Buckingham has also talked about his musical journey. Last year while talking with Forbes, Buckingham revealed that he didn’t want to make Rumours 2 at any cost. He talking he also mentioned Tusk and said, “The whole impulse was to make sure that you didn’t succumb to the external expectations that begin to sort of close in around you in terms of commerce from the label or in terms of just the set of preconceptions that people have about you that they want you to sort of formulise and stick to for the rest of your life, which is tantamount to painting yourself into a corner creatively.”

“And I was never one who wanted to do that, I always wanted to define myself as an artist in the long-term, as much as I was able to. And so those are choices you make, and there are outcomes you make.”

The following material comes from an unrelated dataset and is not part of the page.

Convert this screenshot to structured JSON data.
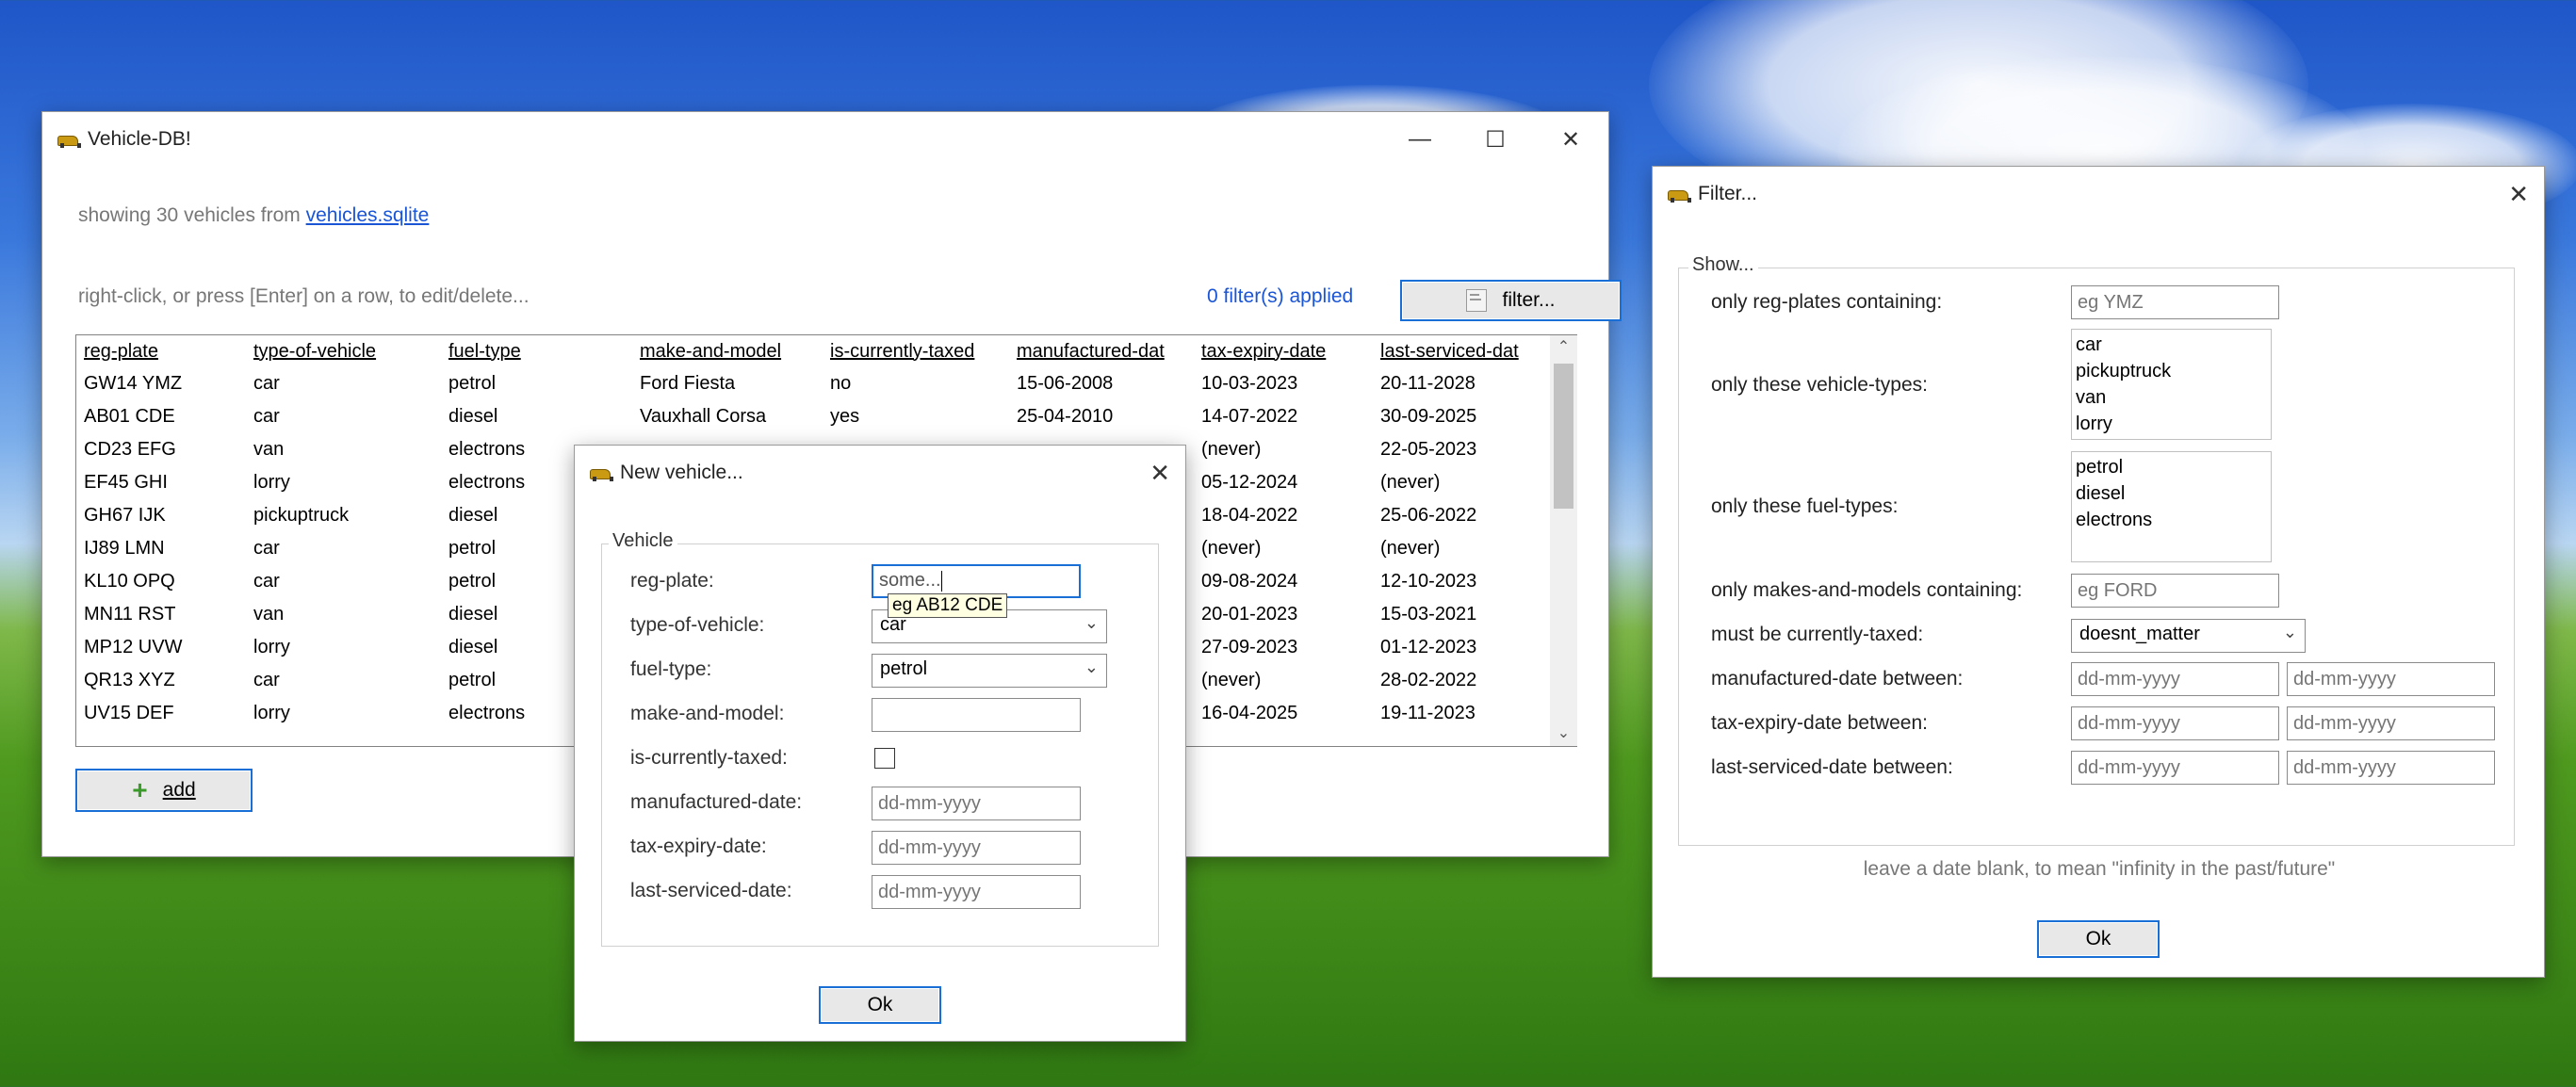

According to Far Out Magazine, Buckingham elaborated on the idea by comparing his artistic outlook to that of a director of a motion picture. “The solo endeavors I probably lose nine-tenths of the people that might gravitate to Fleetwood Mac, but it’s a difference between, “Do I want to be Steven Spielberg or Jim Jarmusch?” he said in reference to his less popular solo work at this time.

Then he continued, stating that he would prefer to emulate the less well-known filmmaker Jarmusch because he put more of an emphasis on avant-garde and creative exploration than he did on stale “sequels.”

Due to its experimental nature, the album was initially not as commercially successful as its predecessor, Rumours, but has since been praised as a masterpiece and a timeless classic. Mick Fleetwood said in a 2019 interview with The Independent, calling Tusk his “personal favorite.”

In the end, It’s a cocaine-fueled, self-indulgent, completely insane work by a band whose members were sometimes both sleeping with and at each other’s throats at the same time. Amazingly, though, it actually functions for those reasons. It is a work of art. Tusk succeeds as high art, rock and roll, and a cultural artifact of a strange and amazing era for what was, at the time, the biggest band in the world.

Write A Comment